I also have been wanting to write Ebo's story of how he ended up with him, his family situation, and what it has been like having him here. 


Lastly, I wanted to write about going to church and a new little church that moved in on our street. 


However, Jireste's aunt Mari went back to Santiago two days ago so now we are left here to care for all of these kids by ourselves. (4 kids under 2.5 years old, two of them are ours, two are fostered, plus two 12 year olds who don't sleep here but spend the day here...not to mention 50 neighbor kids who try to come in to play every day but we at least make them stay outside and don't have to feed them :).) And I'm even more exhausted than before! I want to bring in other people to help who will take shifts throughout the day and I want to rent a separate room so that we can have a little privacy in our little house, but funds are TOOO LOOOWWW!!! We have not received any larger donations in February to help with paying teachers so I have that burden on my shoulders as well. Oh Lord, please open the doors! 

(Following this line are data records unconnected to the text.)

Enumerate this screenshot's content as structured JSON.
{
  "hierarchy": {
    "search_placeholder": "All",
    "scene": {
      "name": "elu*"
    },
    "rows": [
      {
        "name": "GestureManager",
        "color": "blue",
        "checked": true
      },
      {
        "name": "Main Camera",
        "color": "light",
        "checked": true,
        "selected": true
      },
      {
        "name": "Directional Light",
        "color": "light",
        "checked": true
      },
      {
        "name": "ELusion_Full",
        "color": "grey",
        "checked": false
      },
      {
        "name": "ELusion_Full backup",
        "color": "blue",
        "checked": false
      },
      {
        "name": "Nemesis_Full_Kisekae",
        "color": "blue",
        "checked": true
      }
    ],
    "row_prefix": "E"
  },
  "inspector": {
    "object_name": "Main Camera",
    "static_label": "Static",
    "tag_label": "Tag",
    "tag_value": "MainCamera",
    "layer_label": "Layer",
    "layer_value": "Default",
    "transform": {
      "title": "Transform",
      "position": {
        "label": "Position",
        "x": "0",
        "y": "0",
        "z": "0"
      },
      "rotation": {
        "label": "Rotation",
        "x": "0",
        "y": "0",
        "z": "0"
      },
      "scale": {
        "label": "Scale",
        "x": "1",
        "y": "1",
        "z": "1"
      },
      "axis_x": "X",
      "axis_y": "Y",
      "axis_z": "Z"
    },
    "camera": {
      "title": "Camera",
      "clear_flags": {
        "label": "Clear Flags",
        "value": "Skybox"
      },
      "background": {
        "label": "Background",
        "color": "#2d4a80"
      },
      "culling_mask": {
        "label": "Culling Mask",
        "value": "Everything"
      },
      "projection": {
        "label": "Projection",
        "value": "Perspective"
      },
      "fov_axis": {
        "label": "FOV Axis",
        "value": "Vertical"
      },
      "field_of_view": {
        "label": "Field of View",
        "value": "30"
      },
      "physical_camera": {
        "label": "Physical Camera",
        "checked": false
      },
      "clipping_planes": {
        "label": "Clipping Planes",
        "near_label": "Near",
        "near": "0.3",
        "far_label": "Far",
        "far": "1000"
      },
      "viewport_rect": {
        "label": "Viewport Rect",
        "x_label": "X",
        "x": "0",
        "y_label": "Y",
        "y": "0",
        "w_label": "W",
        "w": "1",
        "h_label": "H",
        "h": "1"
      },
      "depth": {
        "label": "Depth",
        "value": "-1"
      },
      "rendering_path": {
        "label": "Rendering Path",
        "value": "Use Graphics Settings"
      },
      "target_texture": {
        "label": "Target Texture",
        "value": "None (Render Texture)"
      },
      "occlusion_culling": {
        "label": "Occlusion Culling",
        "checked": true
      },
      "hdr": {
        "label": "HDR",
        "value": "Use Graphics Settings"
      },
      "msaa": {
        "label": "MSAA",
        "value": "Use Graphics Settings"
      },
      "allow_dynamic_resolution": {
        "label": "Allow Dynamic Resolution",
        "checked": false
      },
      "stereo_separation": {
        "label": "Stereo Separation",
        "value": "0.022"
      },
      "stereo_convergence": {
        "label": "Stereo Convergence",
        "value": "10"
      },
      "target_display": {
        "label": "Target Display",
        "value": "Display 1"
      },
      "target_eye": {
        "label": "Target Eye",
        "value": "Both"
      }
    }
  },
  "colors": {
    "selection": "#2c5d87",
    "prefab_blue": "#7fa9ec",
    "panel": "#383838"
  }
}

The Virginia Tech student organization (VT PESO) is coming early Sunday morning. I am definitely looking forward to it, but am worried about funding!! Leading volunteers to do activities in schools where teachers are frustrated and have not been paid and try to pin you aside and complain to you about something you can't do anything about while you are supposed to be translating for the volunteers is... well...not easy! I am going to tell the teachers that if things don't get better, we'll have to prepare to consolidate the two schools into one beginning next fall. The area that needs a large school like that most is Padre Granero, so this would mean taking the school out of Muñoz and leaving all of those students behind. They could probably be taken into another nearby school that started up unnecessarily, ignored my pleas to do so in another one of the dozens of communities that have no school rather than to come to an area where people are already being served and create division and competition (ridiculous!) but they of course wanted to piggy back and didn't listen. I will be so sad if we do have to do this and we'll have to cut three or four teachers, but I can't let things go on like this. It would also be a shame because we have 20 students in Muñoz sponsored. To ask their sponsors to renew the sponsorship of the same student the following year would be successful I think but to let them know that the school that was educating their students has been moved and consolidated with another and they'll have to take on a new student to sponsor... well... I would be disappointed to ask them to change students and I think we would lose sponsors that way. But I am so sick of owing people... of having people complaining all the time. When one makes endless efforts to support an effort, it is frustrating when others involved cannot be grateful but can only complain. But it's due to the fact that there is too much going on for the limited funds. This didn't used to be the case, but became the case in 2009. So if things don't do a large turn around before August, we'll have to consolidate. And actually, that's a decision that will have to be made much earlier than August in order to plan. Bllaahhh!!! Oh Lord, I wouldn't want that to happen!!! :(..........................

And here are some videos: 

 






If you would like to financially support my family and I, the way I prefer you do that is to register as a customer here and apply for this VISA credit card. I am told that the founder of Campus Crusades for Christ raised support for himself through this same method so it has had proven success. If you're in Canada, you register here. If enough people do this, it will generate an income for us. You'll see there are many ways to support as a customer, but for the purpose of focus, I ask that people at least get the VISA card. This is also a great gift option I suggest you try out. Lastly, if you or someone you know is raising support for missions/humanitarian work, you can help yourself and help me by registering as an IBO here and requesting that your supporters become your customers. Please e-mail me with any questions about this. Thank you & God bless.